We are not to set one foot inside any of the space being used by PRS which includes the hallways in some instances because there will be exhibits there.
No one on the Marriott PR staff will deal with us, including PR head Kathleen Matthews (wife of Chris “Tell me something I don’t know” Matthews of MSNBC’s “Hardball”) or Jeff Flaherty, director of corporate relations.
E-mails are being traded with the hotel’s event staff.
Marriott itself is aiding and abetting PRS’s despicable, un-American anti-press policies.
PR Society practices porcupine/skunk PR.
PRS practices “porcupine/skunk” PR meaning being as boorish, offensive and objectionable as possible (BOO!) in the hopes of driving away critical media. It has followed this failed policy for at least two decades.
Marriott’s attitude is the opposite of that of the Hilton, which was the scene of the 2010 conference in Washington, D.C.
Ellen Gonda, SVP of global corporate communications, agreed that we were being unfairly discriminated against and told Yann that if press credentials were given to one PR news medium they should be given to all. That is actually the law (Americans with Disabilities Act section 42, U.S.C. #12182(b)(ii).
Said Gonda: “I tried to reason with him but it fell on deaf ears.”
The PRS “Media Policy” breaks the ADA by saying that “requests for press credentials will be granted on a case by case basis, taking into consideration factors such as the nature of the event, the editorial focus, influence and reach of the publication…”

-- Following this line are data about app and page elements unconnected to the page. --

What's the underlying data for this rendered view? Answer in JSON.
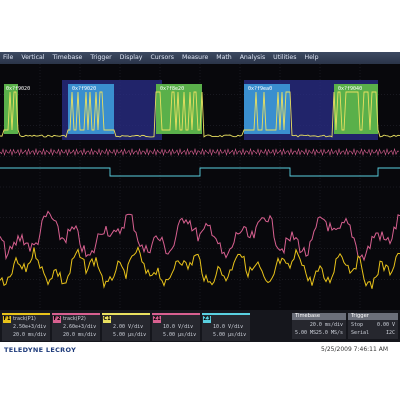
{
  "menu": [
    "File",
    "Vertical",
    "Timebase",
    "Trigger",
    "Display",
    "Cursors",
    "Measure",
    "Math",
    "Analysis",
    "Utilities",
    "Help"
  ],
  "decode_labels": [
    "0x?f9020",
    "0x?f9020",
    "0x?f8e20",
    "0x?f9ea0",
    "0x?f9040"
  ],
  "channels": [
    {
      "tag": "F1",
      "name": "track(P1)",
      "v1": "2.50e+3/div",
      "v2": "20.0 ms/div",
      "color": "#e9c31a"
    },
    {
      "tag": "F2",
      "name": "track(P2)",
      "v1": "2.60e+3/div",
      "v2": "20.0 ms/div",
      "color": "#d86090"
    },
    {
      "tag": "C1",
      "name": "",
      "v1": "2.00 V/div",
      "v2": "5.00 µs/div",
      "color": "#e9e060"
    },
    {
      "tag": "Z1",
      "name": "",
      "v1": "10.0 V/div",
      "v2": "5.00 µs/div",
      "color": "#e0e0e0"
    },
    {
      "tag": "Z3",
      "name": "",
      "v1": "10.0 V/div",
      "v2": "5.00 µs/div",
      "color": "#5ad0e0"
    }
  ],
  "timebase": {
    "header": "Timebase",
    "r1a": "20.0 ms/div",
    "r2a": "5.00 MS",
    "r2b": "25.0 MS/s"
  },
  "trigger": {
    "header": "Trigger",
    "r1a": "Stop",
    "r1b": "0.00 V",
    "r2a": "Serial",
    "r2b": "I2C"
  },
  "brand": "TELEDYNE LECROY",
  "date": "5/25/2009 7:46:11 AM",
  "colors": {
    "ch_yellow": "#e9c31a",
    "ch_pink": "#d86090",
    "ch_cyan": "#5ad0e0",
    "decode_blue": "#3a8fcf",
    "decode_green": "#5ab04a",
    "highlight": "#2a2e8a"
  }
}
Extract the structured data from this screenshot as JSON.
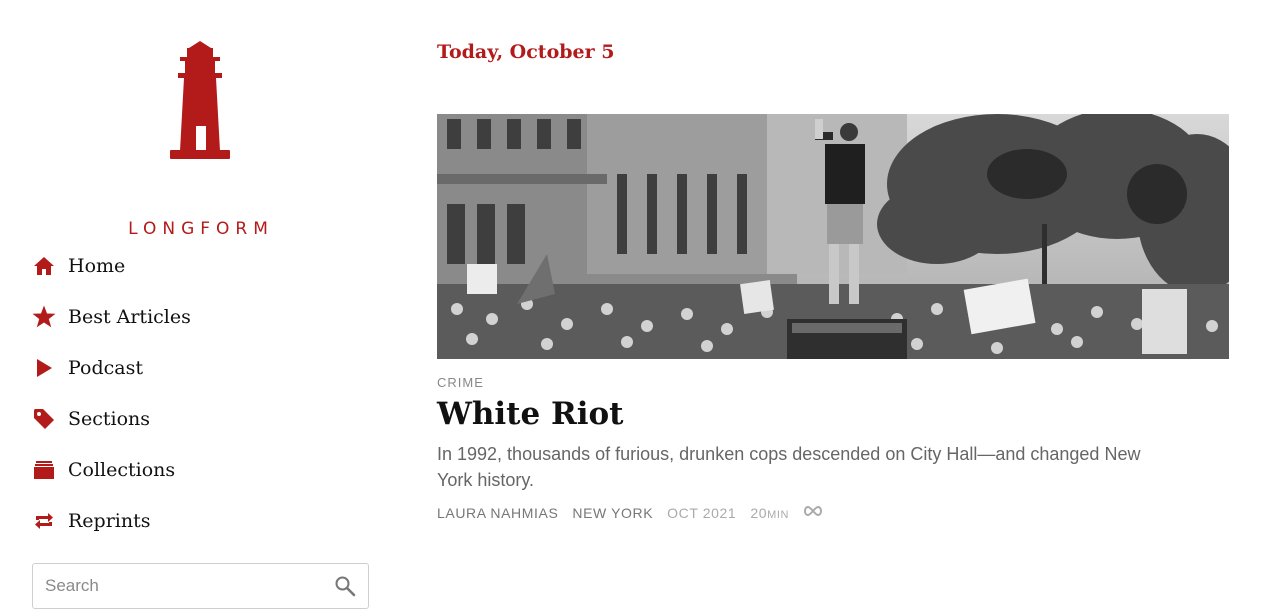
{
  "sidebar": {
    "logo_text": "LONGFORM",
    "nav": [
      {
        "label": "Home",
        "icon": "home-icon"
      },
      {
        "label": "Best Articles",
        "icon": "star-icon"
      },
      {
        "label": "Podcast",
        "icon": "play-icon"
      },
      {
        "label": "Sections",
        "icon": "tag-icon"
      },
      {
        "label": "Collections",
        "icon": "stack-icon"
      },
      {
        "label": "Reprints",
        "icon": "repeat-icon"
      }
    ],
    "search": {
      "placeholder": "Search",
      "icon": "search-icon"
    }
  },
  "main": {
    "date_heading": "Today, October 5",
    "article": {
      "category": "CRIME",
      "title": "White Riot",
      "summary": "In 1992, thousands of furious, drunken cops descended on City Hall—and changed New York history.",
      "author": "LAURA NAHMIAS",
      "publication": "NEW YORK",
      "date": "OCT 2021",
      "duration_value": "20",
      "duration_unit": "MIN",
      "link_icon": "infinity-icon"
    }
  },
  "colors": {
    "accent": "#b31b1b",
    "text": "#111111",
    "muted": "#888888"
  }
}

There are only a few PR media that cover the industry on a daily basis and the O’Dwyer Co. is one of them. Others are PR News, PR Week/US., PRNewser, Bulldog Reporter, Ragan media, and Paul Holmes media. The New York Times, which based three major stories on materials taken from O’Dwyer sources, has called the O’Dwyer NL “the bible of PR.” PR News and PR Week reporters are among those given press passes in recent years while O’Dwyer reporters are denied them.

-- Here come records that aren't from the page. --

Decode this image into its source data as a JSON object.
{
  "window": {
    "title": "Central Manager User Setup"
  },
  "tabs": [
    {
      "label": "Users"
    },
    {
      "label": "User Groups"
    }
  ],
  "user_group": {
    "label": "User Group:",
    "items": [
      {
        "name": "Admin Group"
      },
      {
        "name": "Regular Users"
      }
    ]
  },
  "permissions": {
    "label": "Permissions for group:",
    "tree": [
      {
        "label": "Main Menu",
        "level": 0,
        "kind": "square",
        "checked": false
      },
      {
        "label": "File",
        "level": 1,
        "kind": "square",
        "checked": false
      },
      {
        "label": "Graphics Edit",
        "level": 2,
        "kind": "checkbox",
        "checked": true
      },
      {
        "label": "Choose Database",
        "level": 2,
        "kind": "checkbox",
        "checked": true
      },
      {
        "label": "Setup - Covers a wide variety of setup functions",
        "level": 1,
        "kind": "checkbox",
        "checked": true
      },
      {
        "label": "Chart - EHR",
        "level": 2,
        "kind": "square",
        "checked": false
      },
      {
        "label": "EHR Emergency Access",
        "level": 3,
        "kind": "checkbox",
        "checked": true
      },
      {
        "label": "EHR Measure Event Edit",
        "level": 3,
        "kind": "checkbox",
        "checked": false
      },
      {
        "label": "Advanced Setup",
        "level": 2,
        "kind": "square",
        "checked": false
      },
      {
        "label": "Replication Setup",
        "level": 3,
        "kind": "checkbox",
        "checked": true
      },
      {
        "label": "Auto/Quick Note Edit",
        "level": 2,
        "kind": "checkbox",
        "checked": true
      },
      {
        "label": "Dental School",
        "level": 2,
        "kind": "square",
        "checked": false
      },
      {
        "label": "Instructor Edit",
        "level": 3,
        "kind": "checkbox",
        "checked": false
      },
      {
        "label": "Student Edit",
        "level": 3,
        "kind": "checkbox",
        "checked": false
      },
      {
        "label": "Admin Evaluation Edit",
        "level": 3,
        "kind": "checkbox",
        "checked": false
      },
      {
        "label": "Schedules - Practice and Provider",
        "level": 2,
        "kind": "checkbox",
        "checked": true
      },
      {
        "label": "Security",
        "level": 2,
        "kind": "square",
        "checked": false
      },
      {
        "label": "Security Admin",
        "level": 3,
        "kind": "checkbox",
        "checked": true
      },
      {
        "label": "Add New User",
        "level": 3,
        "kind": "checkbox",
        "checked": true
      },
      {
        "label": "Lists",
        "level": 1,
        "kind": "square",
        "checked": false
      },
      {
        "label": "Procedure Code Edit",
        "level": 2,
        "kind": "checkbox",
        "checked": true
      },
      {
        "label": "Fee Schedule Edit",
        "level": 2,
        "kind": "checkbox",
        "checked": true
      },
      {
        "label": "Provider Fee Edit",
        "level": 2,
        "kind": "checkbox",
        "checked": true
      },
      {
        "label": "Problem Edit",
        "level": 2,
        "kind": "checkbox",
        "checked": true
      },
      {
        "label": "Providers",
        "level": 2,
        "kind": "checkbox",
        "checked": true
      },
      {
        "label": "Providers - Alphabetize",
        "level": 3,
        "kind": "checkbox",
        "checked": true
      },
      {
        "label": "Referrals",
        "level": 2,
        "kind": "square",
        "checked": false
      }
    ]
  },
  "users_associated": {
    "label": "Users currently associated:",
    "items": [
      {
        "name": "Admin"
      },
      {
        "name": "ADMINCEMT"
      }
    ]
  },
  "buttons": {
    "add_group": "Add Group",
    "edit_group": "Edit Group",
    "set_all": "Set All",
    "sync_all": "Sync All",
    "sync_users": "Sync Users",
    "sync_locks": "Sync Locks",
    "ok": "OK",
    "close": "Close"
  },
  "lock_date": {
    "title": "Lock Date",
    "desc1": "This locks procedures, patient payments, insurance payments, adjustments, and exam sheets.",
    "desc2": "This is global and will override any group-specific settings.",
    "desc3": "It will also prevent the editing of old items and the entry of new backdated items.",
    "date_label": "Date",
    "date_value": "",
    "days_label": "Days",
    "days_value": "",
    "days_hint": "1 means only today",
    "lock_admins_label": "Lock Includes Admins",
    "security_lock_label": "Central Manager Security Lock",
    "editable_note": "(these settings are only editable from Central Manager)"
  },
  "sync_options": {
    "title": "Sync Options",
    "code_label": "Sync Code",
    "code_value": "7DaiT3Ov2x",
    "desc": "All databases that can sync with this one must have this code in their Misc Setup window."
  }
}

This reporter was able to cover with 2010 Assembly, using hearing devices supplied by Hilton, but PRS demanded we pay $1,275 to go to any of the plenary sessions. The excuse given by Yann was that we attended the 2009 conference but didn’t do any reporting on it. We sent him our extensive web coverage of Arianna Huffington but this was ignored.

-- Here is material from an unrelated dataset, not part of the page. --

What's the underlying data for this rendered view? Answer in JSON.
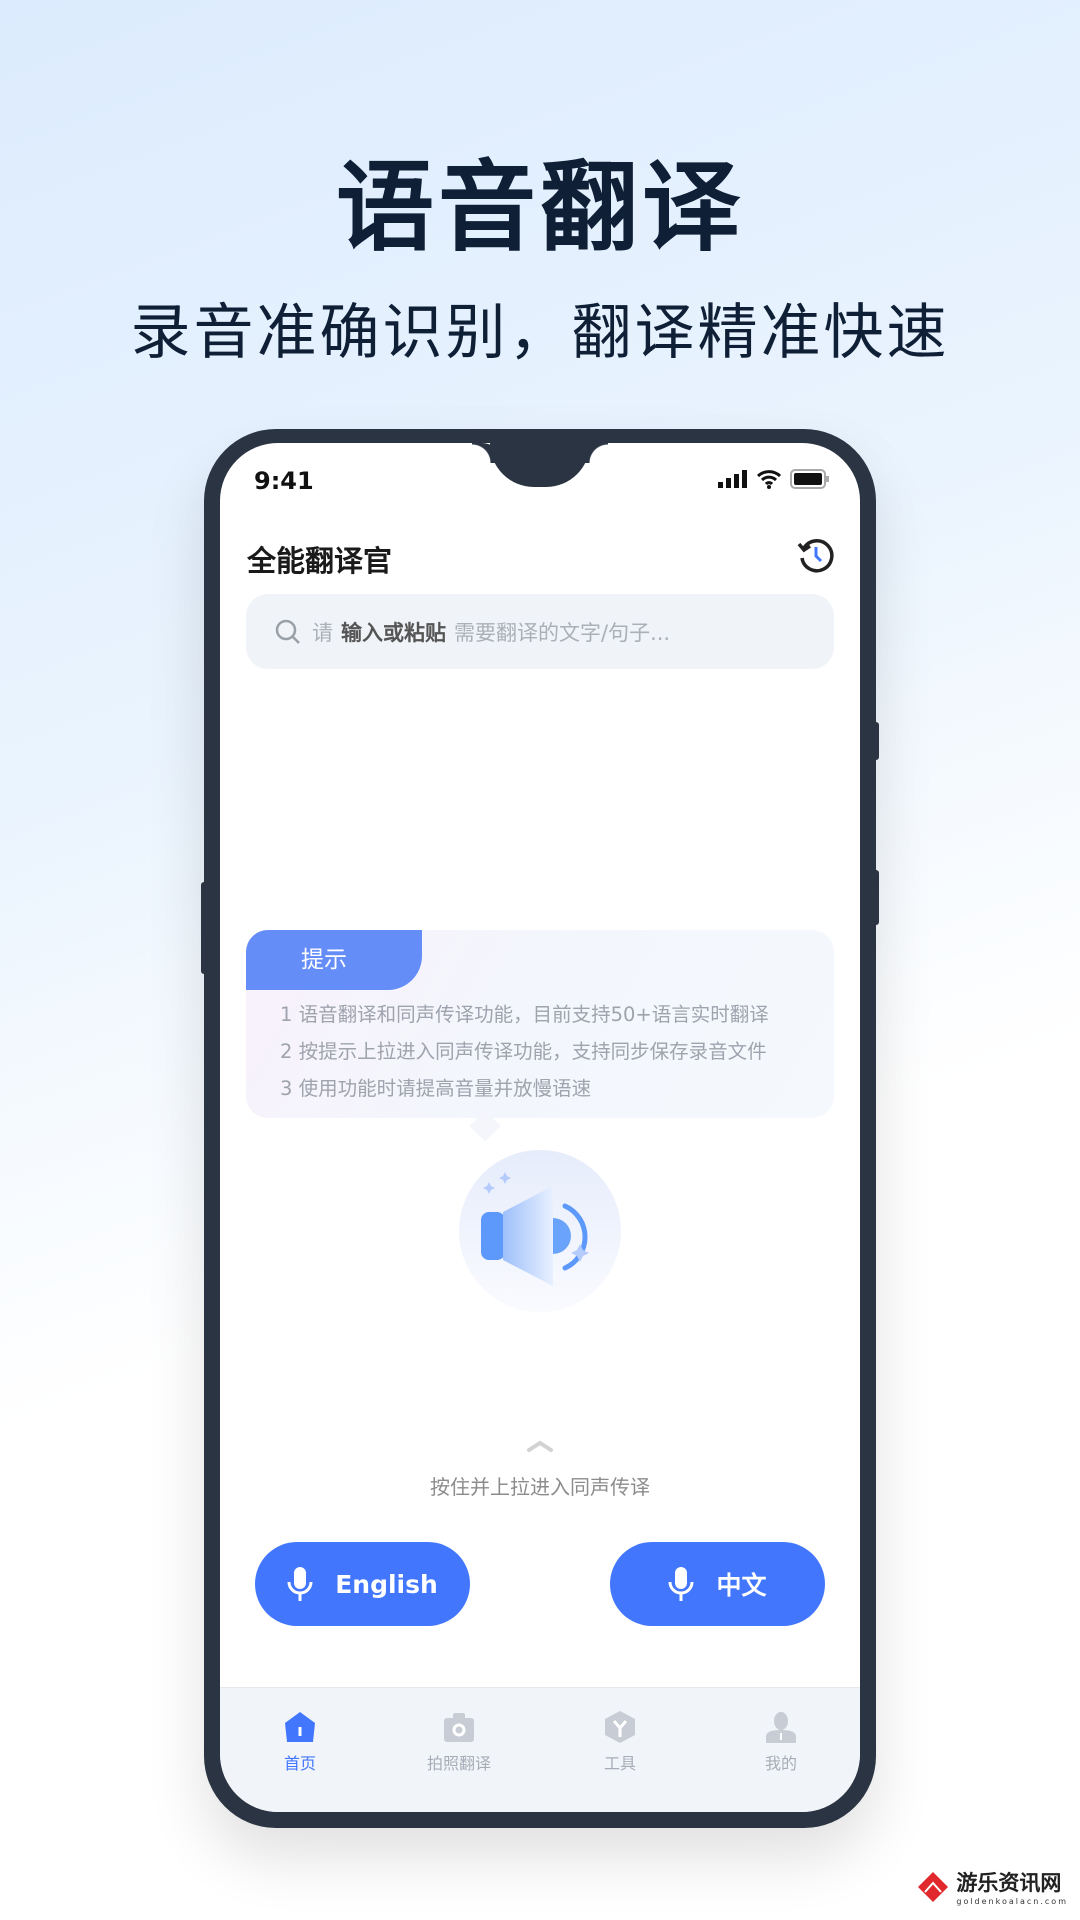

The Hilton “values” statement says, “Integrity—We do the right thing, all the time.” Its five-page Code of Business Conduct and Ethics says it “promotes honest and ethical conduct including fair dealing and the ethical handling of conflicts of interest.” It promises to comply with “applicable laws and governmental rules and regulations.”
Marriott’s Code says it “adheres to high ethical and uncompromising legal standards.” Employees get “business ethics training” which includes being told about “Marriott’s commitment to human rights.”
The company conducts an annual “Legal and Ethical Conduct Survey.” We’d like to hear what it makes of PRS’s press policies while renting Marriott facilities.
Marriott is committed to following the laws itself but takes no responsibility for the behavior of major clients. That was the attitude of staff last year at the Marriott Grande Lakes in Orlando. They watched unconcernedly while PRS guards blocked our entrance to all events including the exhibit hall. Their attitude was that PRS can do whatever it wants in space it paid for. They would not speak up in our behalf.
Gonda was sympathetic to us but confessed she could do nothing because PRS had rented the space.
The D.C. Hilton was the scene of a verbal assault by a PRS delegate who screamed obscenities an inch from our face, putting us in fear of physical harm. Twenty delegates, during a break in the Assembly and while we were interviewing Art Stevens, physically assaulted us by jamming hotel pens into our hand to signify we were as crazy as John Nash as portrayed by Russell Crowe in “A Beautiful Mind.”
Leaders of this self-described “flash mob” said the plan was to have everyone at the conference push pens into our hands at every opportunity.